STANDING STABILITY FORCE

Adm. Arthur Cebrowski, head of the DOD Office of Force Transformation, says the military is considering creating a military force that would be dedicated to stability and reconstruction operations:

Although it may be some time before a final decision is made on whether such a force becomes reality, Cebrowski — one of the department’s chief architects in the effort to transform the military — said the ever-changing post-Sept. 11 security environment, as well as the lessons of history itself, make a strong case for stability and reconstruction operations.

“We’re going to need this capability. And we’re going to need it repeatedly,” he said in a recent interview. “Just because we need it today in Iraq doesn’t mean that’s the only time.”

In its broadest sense, a stabilization and reconstruction force most likely would be used under conditions that now exist in Iraq–between the end of major combat operations and the formation of a stable government, although Cebrowski was quick to point out that the need for such a force would not be limited to just that one scenario.

“The need for stability operations could happen at any time, and in places we haven’t necessarily considered,” he said.

The transformation chief said a stability and reconstruction force would include such elements as combat arms, military police, civil affairs, military intelligence, psychological affairs, engineers and explosive ordnance teams. But he emphasized that the heart of the force would be the combat arms element.

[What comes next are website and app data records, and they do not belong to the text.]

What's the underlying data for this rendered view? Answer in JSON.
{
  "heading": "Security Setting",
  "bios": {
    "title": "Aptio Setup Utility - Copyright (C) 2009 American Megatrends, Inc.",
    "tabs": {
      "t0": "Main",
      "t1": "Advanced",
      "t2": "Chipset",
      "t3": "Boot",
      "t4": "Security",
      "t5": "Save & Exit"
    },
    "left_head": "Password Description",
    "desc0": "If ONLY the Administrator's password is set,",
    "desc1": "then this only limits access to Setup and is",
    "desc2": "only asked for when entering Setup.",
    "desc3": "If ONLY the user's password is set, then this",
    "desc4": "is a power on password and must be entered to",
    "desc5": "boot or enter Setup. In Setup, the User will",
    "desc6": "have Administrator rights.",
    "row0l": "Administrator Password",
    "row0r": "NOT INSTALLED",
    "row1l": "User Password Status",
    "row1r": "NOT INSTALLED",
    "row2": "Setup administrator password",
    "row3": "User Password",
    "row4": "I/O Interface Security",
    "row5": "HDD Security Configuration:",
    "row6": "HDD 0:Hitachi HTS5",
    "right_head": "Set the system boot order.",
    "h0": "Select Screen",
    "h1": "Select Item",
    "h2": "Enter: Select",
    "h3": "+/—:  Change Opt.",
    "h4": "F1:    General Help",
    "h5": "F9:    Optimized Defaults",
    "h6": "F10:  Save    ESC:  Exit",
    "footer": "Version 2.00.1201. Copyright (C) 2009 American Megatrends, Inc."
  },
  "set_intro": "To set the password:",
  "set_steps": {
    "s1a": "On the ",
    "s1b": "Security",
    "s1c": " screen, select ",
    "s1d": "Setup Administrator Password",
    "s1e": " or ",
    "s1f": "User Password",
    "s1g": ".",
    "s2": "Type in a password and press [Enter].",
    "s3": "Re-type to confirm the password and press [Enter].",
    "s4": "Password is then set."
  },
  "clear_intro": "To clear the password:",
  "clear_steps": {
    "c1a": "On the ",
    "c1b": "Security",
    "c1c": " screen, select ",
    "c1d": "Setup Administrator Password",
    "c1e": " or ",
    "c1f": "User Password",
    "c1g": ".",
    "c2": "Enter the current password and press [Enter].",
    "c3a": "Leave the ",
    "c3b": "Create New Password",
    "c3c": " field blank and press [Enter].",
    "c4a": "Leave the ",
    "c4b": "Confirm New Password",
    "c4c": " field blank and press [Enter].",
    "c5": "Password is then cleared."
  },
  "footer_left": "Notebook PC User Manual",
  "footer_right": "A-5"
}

“Stability operations are difficult, are very important and very dangerous,” he said. “This is no place for a pick-up team. This is meant to be part of the broad combat arms capability of the military. This is not the place where you put other than your best people and best equipment, because these are the people who are going to wrest victory and wrest our political objectives from an enemy dedicated to defeating us.”

While pointing to the importance of the combat arms elements, Cebrowski said such a force must include the long-held belief that “everyone’s a rifleman.”

I chatted briefly with Adm. Cebrowski before his talk at the Fletcher Conference earlier this month, and this largely echoes what he said at the time. I hope this is indeed the direction the transformation takes; many of us have been arguing for precisely this reconfiguration for more than a decade.

The lead-in had me a bit worried: I feared they had dredged up the old idea of creating a separate force that was devoted to peace operations. That idea has many advocates but would be exceedingly dangerous. As our experiences in Somalia and Iraq, most notably, demonstrate, military operations in these environments are incredibly fluid. Our force needs to be able to move between full-on combat operations and traditional peacekeeping–and all the variants in the spectrum between those extremes–instantaneously.

FILED UNDER: Military Affairs
James Joyner
About James Joyner
James Joyner is Professor and Department Head of Security Studies at Marine Corps University's Command and Staff College and a nonresident senior fellow at the Scowcroft Center for Strategy and Security at the Atlantic Council. He's a former Army officer and Desert Storm vet. Views expressed here are his own. Follow James on Twitter @DrJJoyner.